[Website and app data records]
>>
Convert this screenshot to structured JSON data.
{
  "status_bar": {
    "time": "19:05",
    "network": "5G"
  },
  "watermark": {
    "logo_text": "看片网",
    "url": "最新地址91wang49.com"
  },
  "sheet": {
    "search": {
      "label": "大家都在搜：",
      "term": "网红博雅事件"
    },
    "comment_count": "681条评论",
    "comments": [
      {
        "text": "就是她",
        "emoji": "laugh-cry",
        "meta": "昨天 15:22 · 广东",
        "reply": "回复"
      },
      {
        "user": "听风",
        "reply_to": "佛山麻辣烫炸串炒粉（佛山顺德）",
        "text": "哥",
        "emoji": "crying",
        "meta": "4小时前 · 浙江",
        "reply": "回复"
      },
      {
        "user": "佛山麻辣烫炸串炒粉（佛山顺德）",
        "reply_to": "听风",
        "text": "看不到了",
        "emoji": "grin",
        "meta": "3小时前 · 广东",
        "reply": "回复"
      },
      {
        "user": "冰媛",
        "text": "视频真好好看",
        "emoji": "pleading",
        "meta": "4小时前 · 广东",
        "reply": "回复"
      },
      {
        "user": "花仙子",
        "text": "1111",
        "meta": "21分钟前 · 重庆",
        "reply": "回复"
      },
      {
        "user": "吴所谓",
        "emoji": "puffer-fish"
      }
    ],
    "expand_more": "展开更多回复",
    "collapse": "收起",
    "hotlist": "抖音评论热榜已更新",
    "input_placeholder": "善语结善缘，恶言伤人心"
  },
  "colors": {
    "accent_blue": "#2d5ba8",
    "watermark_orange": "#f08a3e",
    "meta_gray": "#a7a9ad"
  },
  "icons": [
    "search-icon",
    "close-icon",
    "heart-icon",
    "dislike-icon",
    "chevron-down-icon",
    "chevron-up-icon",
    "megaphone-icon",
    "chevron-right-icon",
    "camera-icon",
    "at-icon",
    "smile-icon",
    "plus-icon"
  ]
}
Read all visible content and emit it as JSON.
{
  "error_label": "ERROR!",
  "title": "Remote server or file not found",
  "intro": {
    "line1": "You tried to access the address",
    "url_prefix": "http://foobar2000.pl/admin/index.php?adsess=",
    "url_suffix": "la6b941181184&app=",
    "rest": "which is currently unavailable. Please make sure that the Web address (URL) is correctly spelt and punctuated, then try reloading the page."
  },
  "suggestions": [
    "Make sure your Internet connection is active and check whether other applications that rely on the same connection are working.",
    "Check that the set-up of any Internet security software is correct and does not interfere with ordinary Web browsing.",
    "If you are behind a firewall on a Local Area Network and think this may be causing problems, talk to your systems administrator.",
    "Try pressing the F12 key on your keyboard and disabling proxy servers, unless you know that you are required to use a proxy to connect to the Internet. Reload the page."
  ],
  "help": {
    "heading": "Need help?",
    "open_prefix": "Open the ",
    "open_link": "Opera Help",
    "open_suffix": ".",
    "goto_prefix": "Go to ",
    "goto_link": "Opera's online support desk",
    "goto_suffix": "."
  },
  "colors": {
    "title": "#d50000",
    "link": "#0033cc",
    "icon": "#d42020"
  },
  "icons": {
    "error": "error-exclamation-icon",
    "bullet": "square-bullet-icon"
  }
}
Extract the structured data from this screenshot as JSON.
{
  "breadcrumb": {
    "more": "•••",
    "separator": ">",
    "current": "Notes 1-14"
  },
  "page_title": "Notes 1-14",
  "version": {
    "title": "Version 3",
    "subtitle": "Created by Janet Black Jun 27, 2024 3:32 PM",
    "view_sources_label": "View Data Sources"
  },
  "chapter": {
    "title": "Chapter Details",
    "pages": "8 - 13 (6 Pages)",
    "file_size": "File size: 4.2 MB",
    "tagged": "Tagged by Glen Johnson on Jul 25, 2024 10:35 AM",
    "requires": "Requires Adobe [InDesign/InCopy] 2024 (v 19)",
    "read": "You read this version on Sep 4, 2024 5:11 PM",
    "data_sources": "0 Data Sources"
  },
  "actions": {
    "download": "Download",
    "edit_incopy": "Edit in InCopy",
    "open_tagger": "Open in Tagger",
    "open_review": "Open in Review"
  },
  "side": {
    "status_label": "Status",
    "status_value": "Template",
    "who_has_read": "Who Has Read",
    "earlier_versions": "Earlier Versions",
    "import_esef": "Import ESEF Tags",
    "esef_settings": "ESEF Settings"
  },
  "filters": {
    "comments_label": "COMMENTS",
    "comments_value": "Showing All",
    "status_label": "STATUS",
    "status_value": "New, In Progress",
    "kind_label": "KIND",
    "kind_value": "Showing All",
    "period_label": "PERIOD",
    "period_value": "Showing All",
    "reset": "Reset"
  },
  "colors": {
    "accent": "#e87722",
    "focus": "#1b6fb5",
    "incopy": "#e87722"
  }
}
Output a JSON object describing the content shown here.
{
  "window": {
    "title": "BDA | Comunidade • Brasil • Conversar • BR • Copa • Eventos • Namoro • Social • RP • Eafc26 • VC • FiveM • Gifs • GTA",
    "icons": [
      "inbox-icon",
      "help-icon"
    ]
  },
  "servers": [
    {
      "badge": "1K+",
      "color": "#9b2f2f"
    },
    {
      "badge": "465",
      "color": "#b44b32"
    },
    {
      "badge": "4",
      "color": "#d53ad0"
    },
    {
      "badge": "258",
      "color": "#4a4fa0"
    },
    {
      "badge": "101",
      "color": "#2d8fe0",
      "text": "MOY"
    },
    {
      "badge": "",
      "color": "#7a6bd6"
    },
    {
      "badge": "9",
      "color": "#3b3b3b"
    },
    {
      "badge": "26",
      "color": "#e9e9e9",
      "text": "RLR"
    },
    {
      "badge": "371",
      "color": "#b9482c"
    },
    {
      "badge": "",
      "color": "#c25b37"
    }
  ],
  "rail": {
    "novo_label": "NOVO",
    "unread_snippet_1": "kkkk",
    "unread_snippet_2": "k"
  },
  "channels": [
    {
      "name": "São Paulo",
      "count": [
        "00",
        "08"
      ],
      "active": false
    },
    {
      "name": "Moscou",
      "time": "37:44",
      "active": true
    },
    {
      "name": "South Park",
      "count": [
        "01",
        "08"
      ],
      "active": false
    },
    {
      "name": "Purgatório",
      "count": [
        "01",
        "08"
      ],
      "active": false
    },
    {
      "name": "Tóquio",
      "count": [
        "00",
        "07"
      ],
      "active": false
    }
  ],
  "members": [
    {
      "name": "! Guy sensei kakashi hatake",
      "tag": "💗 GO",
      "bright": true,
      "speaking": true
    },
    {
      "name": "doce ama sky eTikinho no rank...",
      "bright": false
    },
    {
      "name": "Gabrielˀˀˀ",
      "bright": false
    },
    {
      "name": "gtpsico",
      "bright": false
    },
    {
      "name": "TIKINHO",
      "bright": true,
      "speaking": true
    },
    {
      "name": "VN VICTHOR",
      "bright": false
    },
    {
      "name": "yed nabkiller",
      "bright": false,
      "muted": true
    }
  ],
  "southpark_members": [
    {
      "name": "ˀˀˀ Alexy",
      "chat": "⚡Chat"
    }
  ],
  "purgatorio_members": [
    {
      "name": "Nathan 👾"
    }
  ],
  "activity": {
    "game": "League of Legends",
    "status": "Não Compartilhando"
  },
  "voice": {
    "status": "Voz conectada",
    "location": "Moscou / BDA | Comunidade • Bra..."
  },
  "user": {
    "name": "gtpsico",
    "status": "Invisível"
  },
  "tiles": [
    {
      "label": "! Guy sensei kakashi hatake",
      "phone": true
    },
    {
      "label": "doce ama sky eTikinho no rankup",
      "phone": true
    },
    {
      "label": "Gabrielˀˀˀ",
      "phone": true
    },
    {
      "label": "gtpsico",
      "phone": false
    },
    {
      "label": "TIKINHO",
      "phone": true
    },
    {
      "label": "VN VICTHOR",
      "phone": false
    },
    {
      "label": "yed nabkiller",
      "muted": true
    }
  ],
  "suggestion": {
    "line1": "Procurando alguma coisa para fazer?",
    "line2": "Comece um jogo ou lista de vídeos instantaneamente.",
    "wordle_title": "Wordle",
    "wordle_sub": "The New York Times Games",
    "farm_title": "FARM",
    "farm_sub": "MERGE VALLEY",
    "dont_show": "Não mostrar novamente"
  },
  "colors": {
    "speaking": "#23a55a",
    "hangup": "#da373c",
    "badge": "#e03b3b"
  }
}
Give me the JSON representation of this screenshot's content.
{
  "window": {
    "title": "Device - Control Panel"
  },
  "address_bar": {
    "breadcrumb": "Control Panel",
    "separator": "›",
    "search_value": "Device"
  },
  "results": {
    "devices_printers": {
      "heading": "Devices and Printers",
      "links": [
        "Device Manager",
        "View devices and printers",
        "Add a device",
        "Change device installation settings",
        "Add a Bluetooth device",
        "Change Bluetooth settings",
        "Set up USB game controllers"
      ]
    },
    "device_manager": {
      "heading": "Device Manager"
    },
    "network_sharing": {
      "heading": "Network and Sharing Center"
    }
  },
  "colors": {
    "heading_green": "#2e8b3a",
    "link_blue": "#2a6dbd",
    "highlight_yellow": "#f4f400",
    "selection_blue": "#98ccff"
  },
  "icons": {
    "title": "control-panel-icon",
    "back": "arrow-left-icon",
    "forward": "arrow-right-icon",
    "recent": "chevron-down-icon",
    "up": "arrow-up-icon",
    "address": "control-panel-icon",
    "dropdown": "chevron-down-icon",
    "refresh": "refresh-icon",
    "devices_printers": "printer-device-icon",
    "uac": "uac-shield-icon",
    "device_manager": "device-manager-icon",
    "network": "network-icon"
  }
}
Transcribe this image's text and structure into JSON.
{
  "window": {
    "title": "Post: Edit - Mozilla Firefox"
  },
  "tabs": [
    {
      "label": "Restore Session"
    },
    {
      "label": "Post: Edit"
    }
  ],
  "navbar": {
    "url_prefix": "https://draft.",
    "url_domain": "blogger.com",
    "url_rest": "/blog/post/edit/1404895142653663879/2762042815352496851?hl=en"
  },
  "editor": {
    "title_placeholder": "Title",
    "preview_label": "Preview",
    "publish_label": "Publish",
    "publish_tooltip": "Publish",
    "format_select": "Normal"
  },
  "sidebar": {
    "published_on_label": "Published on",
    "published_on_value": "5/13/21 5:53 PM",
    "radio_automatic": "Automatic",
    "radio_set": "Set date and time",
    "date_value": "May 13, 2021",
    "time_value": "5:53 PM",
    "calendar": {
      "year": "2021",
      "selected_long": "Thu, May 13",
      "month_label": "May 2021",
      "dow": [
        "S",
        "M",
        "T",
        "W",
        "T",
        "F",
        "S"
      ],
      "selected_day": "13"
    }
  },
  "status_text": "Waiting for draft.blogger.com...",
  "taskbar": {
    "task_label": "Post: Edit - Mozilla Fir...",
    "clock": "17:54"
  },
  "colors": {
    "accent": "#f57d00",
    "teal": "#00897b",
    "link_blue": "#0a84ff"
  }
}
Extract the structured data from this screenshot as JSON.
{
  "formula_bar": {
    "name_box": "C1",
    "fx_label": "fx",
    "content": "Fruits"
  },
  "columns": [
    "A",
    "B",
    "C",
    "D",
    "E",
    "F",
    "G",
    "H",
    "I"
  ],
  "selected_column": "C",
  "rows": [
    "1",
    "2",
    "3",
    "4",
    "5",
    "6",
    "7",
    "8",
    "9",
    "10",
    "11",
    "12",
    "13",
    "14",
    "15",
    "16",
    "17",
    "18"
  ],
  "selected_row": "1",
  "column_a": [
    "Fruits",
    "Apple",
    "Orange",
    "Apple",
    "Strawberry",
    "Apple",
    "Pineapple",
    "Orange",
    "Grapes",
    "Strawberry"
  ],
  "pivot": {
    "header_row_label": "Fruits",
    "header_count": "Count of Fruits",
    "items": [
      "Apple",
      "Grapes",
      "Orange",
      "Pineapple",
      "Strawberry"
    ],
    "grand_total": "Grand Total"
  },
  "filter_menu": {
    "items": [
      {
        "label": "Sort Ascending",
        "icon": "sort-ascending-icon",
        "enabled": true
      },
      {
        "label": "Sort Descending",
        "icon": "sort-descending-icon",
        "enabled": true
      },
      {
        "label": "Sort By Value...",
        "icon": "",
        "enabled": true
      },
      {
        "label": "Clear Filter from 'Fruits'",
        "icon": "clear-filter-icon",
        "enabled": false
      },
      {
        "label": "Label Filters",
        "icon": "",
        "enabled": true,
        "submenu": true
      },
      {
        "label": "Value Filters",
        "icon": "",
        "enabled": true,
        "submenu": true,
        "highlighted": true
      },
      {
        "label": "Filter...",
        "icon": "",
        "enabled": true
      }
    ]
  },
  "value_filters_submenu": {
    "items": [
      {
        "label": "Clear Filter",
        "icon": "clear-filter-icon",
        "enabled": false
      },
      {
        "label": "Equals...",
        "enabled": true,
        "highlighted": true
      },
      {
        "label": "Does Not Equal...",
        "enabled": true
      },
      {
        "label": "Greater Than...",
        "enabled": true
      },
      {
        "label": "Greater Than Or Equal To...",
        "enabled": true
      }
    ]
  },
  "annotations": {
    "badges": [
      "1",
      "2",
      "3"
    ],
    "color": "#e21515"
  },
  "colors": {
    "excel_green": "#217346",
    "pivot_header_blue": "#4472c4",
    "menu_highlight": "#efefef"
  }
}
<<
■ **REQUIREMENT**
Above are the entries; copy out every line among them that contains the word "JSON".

■ **TASK RESPONSE**
Convert this screenshot to structured JSON data.
Read all visible content and emit it as JSON.
Extract the structured data from this screenshot as JSON.
Output a JSON object describing the content shown here.
Give me the JSON representation of this screenshot's content.
Transcribe this image's text and structure into JSON.
Extract the structured data from this screenshot as JSON.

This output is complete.